Labour strife shuts world's largest platinum mine
Mine was also shut for 6 weeks earlier this year
The world’s largest platinum mine, run by Impala Platinum, remained closed for a second day on Wednesday, taking another 3,000 ounces out of global output, as a union turf war rumbled on.
“The rival unions are still playing a game of winner takes all,” Johan Theron, Implats head of human resources, told Reuters.
The fresh flare-up buries hopes of settling a labour battle that shut the Rustenburg mine, which accounts for about 15% of global output, for six weeks earlier this year. That cost Implats 120,000 lost ounces.
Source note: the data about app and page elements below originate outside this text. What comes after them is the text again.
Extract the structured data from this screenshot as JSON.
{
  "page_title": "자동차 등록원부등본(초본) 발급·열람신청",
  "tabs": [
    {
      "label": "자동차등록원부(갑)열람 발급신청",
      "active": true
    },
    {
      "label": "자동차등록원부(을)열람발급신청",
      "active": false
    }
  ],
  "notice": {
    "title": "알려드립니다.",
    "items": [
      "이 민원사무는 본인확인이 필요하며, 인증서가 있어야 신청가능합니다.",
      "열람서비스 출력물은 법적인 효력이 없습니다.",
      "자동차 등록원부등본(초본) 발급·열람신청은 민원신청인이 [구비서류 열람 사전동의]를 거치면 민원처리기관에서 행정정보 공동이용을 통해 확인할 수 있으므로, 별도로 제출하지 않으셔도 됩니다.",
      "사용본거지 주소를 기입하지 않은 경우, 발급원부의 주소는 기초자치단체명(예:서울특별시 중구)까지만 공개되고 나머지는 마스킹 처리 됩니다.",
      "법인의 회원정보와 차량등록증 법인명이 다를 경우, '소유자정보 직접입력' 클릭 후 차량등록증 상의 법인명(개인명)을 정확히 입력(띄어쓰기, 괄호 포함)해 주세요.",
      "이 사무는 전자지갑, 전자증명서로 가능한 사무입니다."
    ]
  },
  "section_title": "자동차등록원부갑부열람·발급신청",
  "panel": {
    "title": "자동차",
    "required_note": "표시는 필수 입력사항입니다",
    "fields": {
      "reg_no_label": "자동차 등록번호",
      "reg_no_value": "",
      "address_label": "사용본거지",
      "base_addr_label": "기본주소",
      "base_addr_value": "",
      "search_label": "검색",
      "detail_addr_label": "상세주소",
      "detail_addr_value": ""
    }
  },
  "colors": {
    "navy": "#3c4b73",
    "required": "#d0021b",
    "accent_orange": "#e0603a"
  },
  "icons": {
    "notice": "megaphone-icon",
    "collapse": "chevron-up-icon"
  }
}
But markets took the fresh unrest in stride. Spot platinum was 1% lower in morning trade, extending recent losses, with the focus on the gloomy demand outlook.
Rustenburg, Implats’ flagship South African mine, has been hit by clashes between the dominant National Union of Mineworkers (NUM) and the Association of Mineworkers and Construction Union (AMCU).
The latest round was sparked when police say suspected AMCU supporters allegedly shot and wounded a NUM member last week.
Their arrest on Monday prompted protests, which saw most of the mine’s workforce failing to report for duty on Tuesday.
Theron said the AMCU, which has launched a recruiting drive, wanted recognition from the company and now claimed to have 10,000 members or about a third of the 30,000-strong labour force if processing workers are counted.
He said about a third of the workers were not union members so if the AMCU’s claims were true, its numbers at the operation would now roughly rival the NUM’s.
Theron said the company planned to conduct an audit of the workforce and if this was true, it would have to renegotiate its “majority union” agreement there with the NUM.
Officials from neither union were immediately available for comment but the NUM was launching a 4-day congress on Wednesday and the the AMCU challenge will likely be a point of discussion.
The stakes are high as the AMCU is widely regarded to be more radical than the NUM, which has managed to consistently secure above-inflation wage increases for its members.
Platinum miners negotiate their own contracts with workers, making them more vulnerable to recruitment drives from upstart unions than their gold or coal counterparts, which do so collectively as an industry through the country’s Chamber of Mines.
Implats’ recognition could embolden the AMCU to take the NUM on at other companies, stoking tensions on South Africa’s combustible labour front.